This is the time of year when we hear (even if we occasionally don't want to) never-ending Christmas songs. I like the religious and the secular ones, but I never fail to have a small lump in my throat when I listen to The Little Drummer Boy. He had no great gifts but he gave what he had; his talent.
The picture above is of my youngest grandchild, Emily. She lives with her parents and brother in the great state of Texas. One of the things not great about Texas is it is so-o-o far from Indiana.
Emily is a sweet 6-year-old with a great big heart, as you can see in the picture and will read about in this post. (Get your tissues ready)
Several weeks ago, I noticed it was a bit chilly in the house. When I checked the thermostat, the temperature did not match the 'setting.' I finally called the furnace company that services my ancient furnace and air conditioner. The month before while doing their annual inspection, it needed a new part. It was $178.00. Now the repair was going to be a bit more; $618.00. I really did not have that much money. The company graciously allowed me to pay half of it then and pay the balance in January.
So, although I was frustrated, I was also very thankful it was 'repairable' because a new furnace was out of the question. I really didn't whine about it; I just told several people about it, including my daughter in Texas.
Emily overheard her parents talking about how much it cost. She went to her room, emptied her bank, came out with a ten-dollar bill and some change.
"Send this to Grandma, Mommy. Do you think it will be enough? It's all I got."
I can't even type those words without tears in my eyes. Like the fictional little drummer boy, Emily gave all she had.
Do I give all I have? I'm not referring to money, necessarily. Do I give all my love, my compassion, my understanding, my hugs, my time?

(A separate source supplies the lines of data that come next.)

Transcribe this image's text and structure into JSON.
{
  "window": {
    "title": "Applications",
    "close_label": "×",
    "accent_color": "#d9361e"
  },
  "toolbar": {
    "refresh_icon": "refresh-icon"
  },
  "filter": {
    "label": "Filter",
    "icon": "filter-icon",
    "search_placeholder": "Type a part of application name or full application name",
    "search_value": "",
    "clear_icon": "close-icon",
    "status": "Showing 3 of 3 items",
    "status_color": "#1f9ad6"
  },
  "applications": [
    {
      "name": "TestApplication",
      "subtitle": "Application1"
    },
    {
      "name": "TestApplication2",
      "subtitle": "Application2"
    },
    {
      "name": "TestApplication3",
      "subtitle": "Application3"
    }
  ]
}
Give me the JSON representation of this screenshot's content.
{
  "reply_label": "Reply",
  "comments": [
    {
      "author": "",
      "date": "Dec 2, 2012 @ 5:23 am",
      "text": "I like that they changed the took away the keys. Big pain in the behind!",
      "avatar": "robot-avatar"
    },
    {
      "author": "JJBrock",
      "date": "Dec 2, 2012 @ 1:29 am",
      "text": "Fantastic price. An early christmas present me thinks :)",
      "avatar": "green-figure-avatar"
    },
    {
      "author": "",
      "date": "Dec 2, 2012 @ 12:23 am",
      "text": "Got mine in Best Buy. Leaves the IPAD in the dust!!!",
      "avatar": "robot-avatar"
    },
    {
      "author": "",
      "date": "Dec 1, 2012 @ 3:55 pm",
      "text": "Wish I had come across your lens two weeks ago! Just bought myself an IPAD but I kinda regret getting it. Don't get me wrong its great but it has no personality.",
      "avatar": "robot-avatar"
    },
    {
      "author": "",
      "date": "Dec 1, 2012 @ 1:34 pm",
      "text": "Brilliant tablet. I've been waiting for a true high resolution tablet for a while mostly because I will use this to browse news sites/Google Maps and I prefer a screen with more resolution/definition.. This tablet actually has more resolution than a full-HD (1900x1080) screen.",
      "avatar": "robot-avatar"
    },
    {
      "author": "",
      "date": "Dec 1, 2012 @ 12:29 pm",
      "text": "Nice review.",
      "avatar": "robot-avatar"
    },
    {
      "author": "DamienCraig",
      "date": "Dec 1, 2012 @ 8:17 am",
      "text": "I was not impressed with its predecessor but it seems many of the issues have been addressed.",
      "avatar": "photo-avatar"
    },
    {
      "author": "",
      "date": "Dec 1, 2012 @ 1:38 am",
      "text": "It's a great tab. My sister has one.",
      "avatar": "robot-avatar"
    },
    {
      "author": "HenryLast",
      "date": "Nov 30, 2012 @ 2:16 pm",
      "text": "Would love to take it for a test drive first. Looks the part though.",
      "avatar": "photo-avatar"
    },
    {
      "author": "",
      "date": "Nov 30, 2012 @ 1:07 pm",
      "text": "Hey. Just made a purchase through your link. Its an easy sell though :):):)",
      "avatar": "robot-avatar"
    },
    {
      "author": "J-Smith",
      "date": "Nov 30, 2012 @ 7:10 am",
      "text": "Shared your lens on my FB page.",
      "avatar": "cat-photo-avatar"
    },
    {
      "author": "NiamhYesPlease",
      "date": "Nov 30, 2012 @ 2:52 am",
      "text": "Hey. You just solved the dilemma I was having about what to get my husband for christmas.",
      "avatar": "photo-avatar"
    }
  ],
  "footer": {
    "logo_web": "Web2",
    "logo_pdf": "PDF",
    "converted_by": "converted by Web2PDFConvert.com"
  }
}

I pray that Emily's words will resonate in my soul for years to come and I can say some day, "I hope this is enough; it's all I got."
A blessed Christmas to you.